Aug. 27, 2013
Distinguished Scholar-in-Residence Bernard Lafayette was interviewed in the Michigan Chronicle and The Atlanta Journal-Constitution as a first-person source on the March on Washington, which celebrated its 50th anniversary on Wednesday, August 27.
"What JFK was concerned about is that these demonstrations and these marches showed discontent with the system. It made it a little more difficult for him to try to tell the rest of the world to look at us as a model when you had people complaining and protesting that they were not treated as equal citizens. In spite of that, we felt that we had been waiting too long."
Read the full Michigan Chronicle article, "March on Washington: An Oral History, 'It Was Like A Civil Rights Woodstock'": bit.ly/158xhZX
“There’s a direct connection that most people don’t make.
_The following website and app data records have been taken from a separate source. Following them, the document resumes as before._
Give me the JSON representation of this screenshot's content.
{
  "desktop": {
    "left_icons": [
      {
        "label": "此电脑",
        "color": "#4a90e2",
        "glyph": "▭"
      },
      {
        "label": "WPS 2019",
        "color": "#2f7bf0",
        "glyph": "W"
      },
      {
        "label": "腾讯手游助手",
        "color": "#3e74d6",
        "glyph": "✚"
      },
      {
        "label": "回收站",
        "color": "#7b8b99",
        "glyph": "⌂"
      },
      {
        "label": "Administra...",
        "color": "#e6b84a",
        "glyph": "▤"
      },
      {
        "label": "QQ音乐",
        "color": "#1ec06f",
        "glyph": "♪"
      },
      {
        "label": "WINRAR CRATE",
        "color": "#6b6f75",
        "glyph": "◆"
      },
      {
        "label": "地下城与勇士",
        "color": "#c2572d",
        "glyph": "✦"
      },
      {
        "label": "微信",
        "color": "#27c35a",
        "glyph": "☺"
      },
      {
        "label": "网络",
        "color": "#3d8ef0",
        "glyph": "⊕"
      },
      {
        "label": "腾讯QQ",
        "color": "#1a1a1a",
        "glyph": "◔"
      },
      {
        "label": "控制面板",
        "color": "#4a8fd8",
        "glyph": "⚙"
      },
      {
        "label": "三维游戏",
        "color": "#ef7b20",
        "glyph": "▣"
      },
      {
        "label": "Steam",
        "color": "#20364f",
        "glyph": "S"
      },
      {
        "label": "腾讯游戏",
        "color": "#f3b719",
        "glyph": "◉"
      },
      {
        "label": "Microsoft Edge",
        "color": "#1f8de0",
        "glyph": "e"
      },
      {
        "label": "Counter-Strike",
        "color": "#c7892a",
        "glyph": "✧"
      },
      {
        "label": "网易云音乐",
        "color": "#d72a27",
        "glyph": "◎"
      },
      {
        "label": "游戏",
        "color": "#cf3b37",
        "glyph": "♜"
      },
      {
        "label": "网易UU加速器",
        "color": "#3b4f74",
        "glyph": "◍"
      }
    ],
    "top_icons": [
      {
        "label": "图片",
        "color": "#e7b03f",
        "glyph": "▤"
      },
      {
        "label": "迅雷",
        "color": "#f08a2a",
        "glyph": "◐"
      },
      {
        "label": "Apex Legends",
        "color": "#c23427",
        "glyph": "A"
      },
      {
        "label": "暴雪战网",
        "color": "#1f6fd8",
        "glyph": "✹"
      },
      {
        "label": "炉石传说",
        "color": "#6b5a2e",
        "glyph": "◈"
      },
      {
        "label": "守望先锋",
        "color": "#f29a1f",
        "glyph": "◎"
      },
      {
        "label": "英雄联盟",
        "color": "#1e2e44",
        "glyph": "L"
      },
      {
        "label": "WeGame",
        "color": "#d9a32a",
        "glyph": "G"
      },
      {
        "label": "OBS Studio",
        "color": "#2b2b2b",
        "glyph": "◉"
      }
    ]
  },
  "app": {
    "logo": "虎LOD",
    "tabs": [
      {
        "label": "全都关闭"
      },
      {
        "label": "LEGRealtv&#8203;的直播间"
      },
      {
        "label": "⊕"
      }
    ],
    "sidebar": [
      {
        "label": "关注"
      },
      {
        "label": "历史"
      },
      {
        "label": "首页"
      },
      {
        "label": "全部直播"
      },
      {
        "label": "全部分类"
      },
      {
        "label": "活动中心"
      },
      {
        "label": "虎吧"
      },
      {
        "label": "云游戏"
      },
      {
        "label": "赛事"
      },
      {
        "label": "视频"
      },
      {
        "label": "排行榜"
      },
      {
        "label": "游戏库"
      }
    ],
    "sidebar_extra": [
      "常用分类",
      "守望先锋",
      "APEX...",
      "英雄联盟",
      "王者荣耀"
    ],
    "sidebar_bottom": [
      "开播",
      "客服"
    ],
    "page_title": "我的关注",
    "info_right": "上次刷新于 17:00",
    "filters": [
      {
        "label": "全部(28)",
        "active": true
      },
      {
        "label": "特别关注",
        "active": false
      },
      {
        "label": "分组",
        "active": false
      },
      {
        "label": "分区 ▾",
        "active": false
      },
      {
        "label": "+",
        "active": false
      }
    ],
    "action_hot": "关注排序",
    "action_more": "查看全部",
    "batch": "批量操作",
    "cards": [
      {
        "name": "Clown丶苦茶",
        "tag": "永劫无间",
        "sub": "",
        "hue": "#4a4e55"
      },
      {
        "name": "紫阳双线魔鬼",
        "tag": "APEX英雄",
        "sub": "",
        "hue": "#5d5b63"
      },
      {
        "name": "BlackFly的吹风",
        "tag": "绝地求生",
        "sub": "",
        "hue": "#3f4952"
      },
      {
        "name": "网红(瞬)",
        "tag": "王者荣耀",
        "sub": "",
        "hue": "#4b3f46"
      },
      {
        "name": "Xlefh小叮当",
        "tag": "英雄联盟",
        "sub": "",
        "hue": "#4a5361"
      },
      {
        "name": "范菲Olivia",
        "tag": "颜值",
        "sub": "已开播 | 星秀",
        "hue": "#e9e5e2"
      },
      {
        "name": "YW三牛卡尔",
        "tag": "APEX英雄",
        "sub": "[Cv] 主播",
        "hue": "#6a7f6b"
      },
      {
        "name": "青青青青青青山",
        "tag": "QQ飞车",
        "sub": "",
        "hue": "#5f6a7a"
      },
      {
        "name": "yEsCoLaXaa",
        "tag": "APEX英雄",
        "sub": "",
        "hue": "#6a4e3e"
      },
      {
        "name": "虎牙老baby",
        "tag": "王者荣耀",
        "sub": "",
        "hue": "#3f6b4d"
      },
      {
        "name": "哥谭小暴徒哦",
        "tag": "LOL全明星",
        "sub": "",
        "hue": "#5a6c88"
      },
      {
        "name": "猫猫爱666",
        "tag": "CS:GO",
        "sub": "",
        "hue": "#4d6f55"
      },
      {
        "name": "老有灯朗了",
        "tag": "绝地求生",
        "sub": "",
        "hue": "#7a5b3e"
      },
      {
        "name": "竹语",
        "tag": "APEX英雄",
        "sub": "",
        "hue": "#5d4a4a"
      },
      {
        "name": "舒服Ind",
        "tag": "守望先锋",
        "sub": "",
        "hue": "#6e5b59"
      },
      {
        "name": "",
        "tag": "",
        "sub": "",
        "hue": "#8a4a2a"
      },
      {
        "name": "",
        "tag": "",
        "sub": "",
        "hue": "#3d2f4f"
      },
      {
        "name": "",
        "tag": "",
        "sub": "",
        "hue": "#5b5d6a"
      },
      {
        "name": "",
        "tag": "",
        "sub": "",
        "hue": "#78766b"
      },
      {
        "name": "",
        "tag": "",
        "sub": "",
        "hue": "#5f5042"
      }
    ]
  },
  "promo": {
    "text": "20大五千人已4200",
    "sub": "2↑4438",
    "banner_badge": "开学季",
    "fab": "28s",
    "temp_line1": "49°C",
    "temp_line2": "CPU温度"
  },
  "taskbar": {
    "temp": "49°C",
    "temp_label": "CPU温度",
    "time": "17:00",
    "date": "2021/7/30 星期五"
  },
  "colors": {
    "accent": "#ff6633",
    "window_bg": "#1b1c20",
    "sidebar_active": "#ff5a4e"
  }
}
Had it not been for the Birmingham movement we would not have had a March on Washington.”
Read the full AJC article, "Civil rights veterans commit to continue the work": bit.ly/1dr2W0S